Do it every day. Every day do it if you love it. Especially if you’ve made money doing it because you’ve made that money because of others and those others might not be on vacation. Some fans quit a thing that leaves them.
That’s one reason holidays are depressing because anyone that does have family and/or friends goes in and leaves all the lonely ones who don’t alone, out in the cold, on their own — looking for the fix that kept them going — watching how others do to get some inspiration. There is probably a huge market for off-market drugs Christmases and Mondays.
It might just be the right time to figure out exactly how to be alone any day, but especially on Christmases and Mondays because that is a practice that might just save you — especially from yourself and all the complications of a brain that doesn’t have a place to project the thoughts upon — they stay in the brain instead and try to cause a lot of havoc. Practice, practice, practice getting good at doing any holiday or Monday all alone. Or any day for that matter and then friends and family coming by will be a bonus and wonderful surprise and light up the sky and then you’ll have that kind of havoc to try to manage.
Just imagine the havoc it would create if Santa decided to not show up for Christmas because it fell on Monday.

We Hunted Bottles

It was a nickel for milk and I remember our mother struggling to find three of them for us to take to school for when lunch time came.

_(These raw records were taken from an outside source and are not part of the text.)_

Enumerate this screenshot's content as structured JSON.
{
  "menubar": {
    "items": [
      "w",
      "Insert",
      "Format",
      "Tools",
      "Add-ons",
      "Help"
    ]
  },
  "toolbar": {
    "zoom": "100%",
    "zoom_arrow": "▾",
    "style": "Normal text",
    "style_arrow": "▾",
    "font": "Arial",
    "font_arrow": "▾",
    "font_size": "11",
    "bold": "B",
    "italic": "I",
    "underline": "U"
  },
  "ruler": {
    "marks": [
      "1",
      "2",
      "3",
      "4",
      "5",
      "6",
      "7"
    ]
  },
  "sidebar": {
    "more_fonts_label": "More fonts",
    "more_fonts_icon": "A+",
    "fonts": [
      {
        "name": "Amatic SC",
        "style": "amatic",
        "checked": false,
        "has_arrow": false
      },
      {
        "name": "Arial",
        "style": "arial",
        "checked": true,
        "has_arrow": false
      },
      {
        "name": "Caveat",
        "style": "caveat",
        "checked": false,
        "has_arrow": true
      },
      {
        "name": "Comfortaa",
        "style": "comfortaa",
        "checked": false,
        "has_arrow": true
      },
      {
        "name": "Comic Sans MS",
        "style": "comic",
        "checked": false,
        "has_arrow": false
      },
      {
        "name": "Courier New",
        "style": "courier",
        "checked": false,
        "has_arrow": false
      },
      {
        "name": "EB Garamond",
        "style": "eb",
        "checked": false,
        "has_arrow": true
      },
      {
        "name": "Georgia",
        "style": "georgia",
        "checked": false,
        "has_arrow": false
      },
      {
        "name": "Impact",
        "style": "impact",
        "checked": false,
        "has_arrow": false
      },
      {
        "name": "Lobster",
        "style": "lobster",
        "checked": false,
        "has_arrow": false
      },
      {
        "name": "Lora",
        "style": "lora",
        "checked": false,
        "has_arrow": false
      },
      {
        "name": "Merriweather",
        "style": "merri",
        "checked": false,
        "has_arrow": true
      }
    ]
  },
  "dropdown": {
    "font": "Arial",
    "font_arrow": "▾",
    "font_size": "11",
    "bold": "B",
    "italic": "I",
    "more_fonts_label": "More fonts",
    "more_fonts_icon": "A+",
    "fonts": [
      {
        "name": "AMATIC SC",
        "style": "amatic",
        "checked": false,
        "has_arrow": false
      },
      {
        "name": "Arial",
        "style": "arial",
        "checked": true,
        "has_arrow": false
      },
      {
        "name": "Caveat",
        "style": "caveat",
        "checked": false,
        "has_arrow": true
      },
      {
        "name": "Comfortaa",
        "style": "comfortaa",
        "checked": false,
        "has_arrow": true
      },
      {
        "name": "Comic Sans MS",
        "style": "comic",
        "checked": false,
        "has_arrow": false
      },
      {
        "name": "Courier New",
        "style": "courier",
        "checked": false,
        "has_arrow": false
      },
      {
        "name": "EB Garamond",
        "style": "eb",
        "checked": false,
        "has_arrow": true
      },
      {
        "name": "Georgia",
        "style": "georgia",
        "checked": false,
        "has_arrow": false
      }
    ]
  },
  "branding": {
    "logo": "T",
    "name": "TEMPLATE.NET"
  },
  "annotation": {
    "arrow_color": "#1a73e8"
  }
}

Now I just hope they have nut milks for the children.

We hunted bottles for deposits and were excited to get a dime to spend at the candy store. The girl up the street got a quarter handed to her from her father, who owned a furniture store. She never hunted bottles. She had lots of candy. She got very fat.

The year three new bikes were lined up under the Christmas tree, we were re-convinced Santa was real — because our parents could never have afforded three new and shinny bikes with saddle bags upon their fender racks. That was before any awareness of credit even though the from Santa tickets were really starting to look like Mom’s handwriting. We wanted to believe and she’d just tell us she was helping Santa. She liked to string us along.

Bought clothes cost a LOT, so everything was handmade — except for the girl whose father owned the furniture store who bought her clothes at the People’s Store. It turned out that she envied us. She learned to sew to try to make it up to the children she’d have later.

We rode those bikes all over the neighborhood. There was never any fear of where we’d go. I used to ride alone around a four or five mile square that lined a giant potato field and was below and in front of a hill we called a mountain and never saw a car. I don’t think I even told my mother I was going.

The thing about collecting bottles is that it requires walking or riding a bike and bending and lifting and talking to strangers and risks of looking in and under things and negotiating with the candy store owner and then feeling mighty pleased at all the hard work paying off so well for a brown paper bag full of candy.

It’s too bad that there aren’t deposits any more and there isn’t freedom for children to roam.